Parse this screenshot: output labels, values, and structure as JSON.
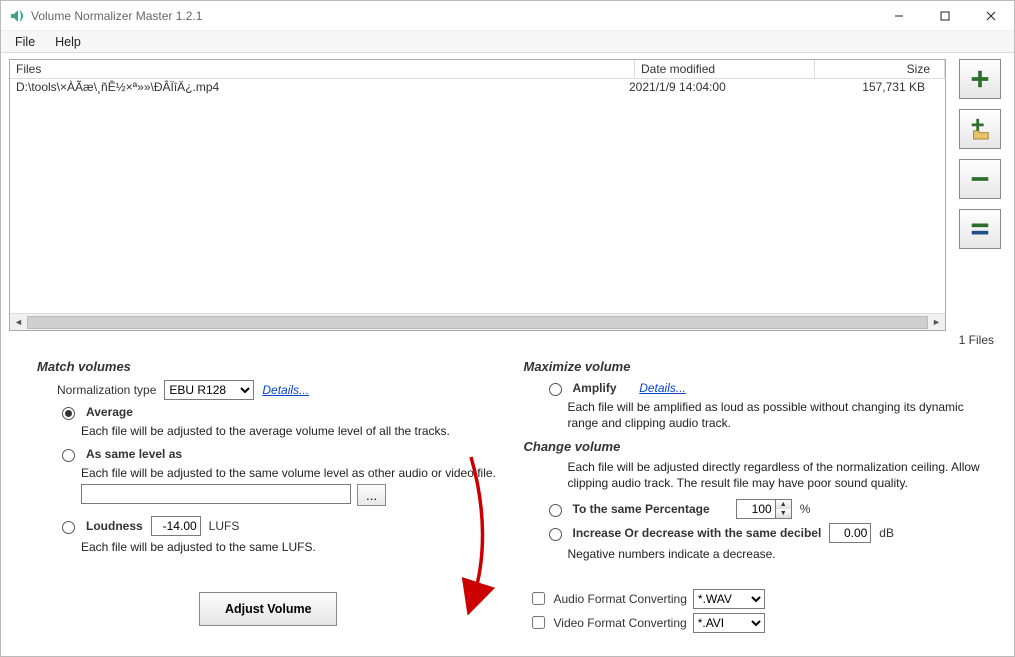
{
  "window": {
    "title": "Volume Normalizer Master 1.2.1"
  },
  "menu": {
    "file": "File",
    "help": "Help"
  },
  "list": {
    "cols": {
      "files": "Files",
      "date": "Date modified",
      "size": "Size"
    },
    "rows": [
      {
        "path": "D:\\tools\\×ÀÃæ\\¸ñÊ½×ª»»\\ÐÂÏîÄ¿.mp4",
        "date": "2021/1/9 14:04:00",
        "size": "157,731 KB"
      }
    ],
    "summary": "1 Files"
  },
  "side": {
    "add": "add",
    "add_folder": "add-folder",
    "remove": "remove",
    "clear": "clear"
  },
  "match": {
    "title": "Match volumes",
    "norm_label": "Normalization type",
    "norm_options": [
      "EBU R128"
    ],
    "details": "Details...",
    "average": "Average",
    "average_desc": "Each file will be adjusted to the average volume level of all the tracks.",
    "same_as": "As same level as",
    "same_as_desc": "Each file will be adjusted to the same volume level as other audio or video file.",
    "same_as_value": "",
    "browse": "...",
    "loudness": "Loudness",
    "loudness_value": "-14.00",
    "loudness_unit": "LUFS",
    "loudness_desc": "Each file will be adjusted to the same LUFS."
  },
  "max": {
    "title": "Maximize volume",
    "amplify": "Amplify",
    "details": "Details...",
    "amplify_desc": "Each file will be amplified as loud as possible without changing its dynamic range and clipping audio track."
  },
  "change": {
    "title": "Change volume",
    "desc": "Each file will be adjusted directly regardless of the normalization ceiling. Allow clipping audio track. The result file may have poor sound quality.",
    "pct_label": "To the same Percentage",
    "pct_value": "100",
    "pct_unit": "%",
    "db_label": "Increase Or decrease with the same decibel",
    "db_value": "0.00",
    "db_unit": "dB",
    "neg_note": "Negative numbers indicate a decrease."
  },
  "convert": {
    "audio_label": "Audio Format Converting",
    "audio_sel": "*.WAV",
    "video_label": "Video Format Converting",
    "video_sel": "*.AVI"
  },
  "adjust_label": "Adjust Volume"
}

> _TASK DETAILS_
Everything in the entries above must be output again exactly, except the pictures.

> _RESPONSE TO THE TASK_
Parse this screenshot: output labels, values, and structure as JSON.
{
  "window": {
    "title": "Volume Normalizer Master 1.2.1"
  },
  "menu": {
    "file": "File",
    "help": "Help"
  },
  "list": {
    "cols": {
      "files": "Files",
      "date": "Date modified",
      "size": "Size"
    },
    "rows": [
      {
        "path": "D:\\tools\\×ÀÃæ\\¸ñÊ½×ª»»\\ÐÂÏîÄ¿.mp4",
        "date": "2021/1/9 14:04:00",
        "size": "157,731 KB"
      }
    ],
    "summary": "1 Files"
  },
  "side": {
    "add": "add",
    "add_folder": "add-folder",
    "remove": "remove",
    "clear": "clear"
  },
  "match": {
    "title": "Match volumes",
    "norm_label": "Normalization type",
    "norm_options": [
      "EBU R128"
    ],
    "details": "Details...",
    "average": "Average",
    "average_desc": "Each file will be adjusted to the average volume level of all the tracks.",
    "same_as": "As same level as",
    "same_as_desc": "Each file will be adjusted to the same volume level as other audio or video file.",
    "same_as_value": "",
    "browse": "...",
    "loudness": "Loudness",
    "loudness_value": "-14.00",
    "loudness_unit": "LUFS",
    "loudness_desc": "Each file will be adjusted to the same LUFS."
  },
  "max": {
    "title": "Maximize volume",
    "amplify": "Amplify",
    "details": "Details...",
    "amplify_desc": "Each file will be amplified as loud as possible without changing its dynamic range and clipping audio track."
  },
  "change": {
    "title": "Change volume",
    "desc": "Each file will be adjusted directly regardless of the normalization ceiling. Allow clipping audio track. The result file may have poor sound quality.",
    "pct_label": "To the same Percentage",
    "pct_value": "100",
    "pct_unit": "%",
    "db_label": "Increase Or decrease with the same decibel",
    "db_value": "0.00",
    "db_unit": "dB",
    "neg_note": "Negative numbers indicate a decrease."
  },
  "convert": {
    "audio_label": "Audio Format Converting",
    "audio_sel": "*.WAV",
    "video_label": "Video Format Converting",
    "video_sel": "*.AVI"
  },
  "adjust_label": "Adjust Volume"
}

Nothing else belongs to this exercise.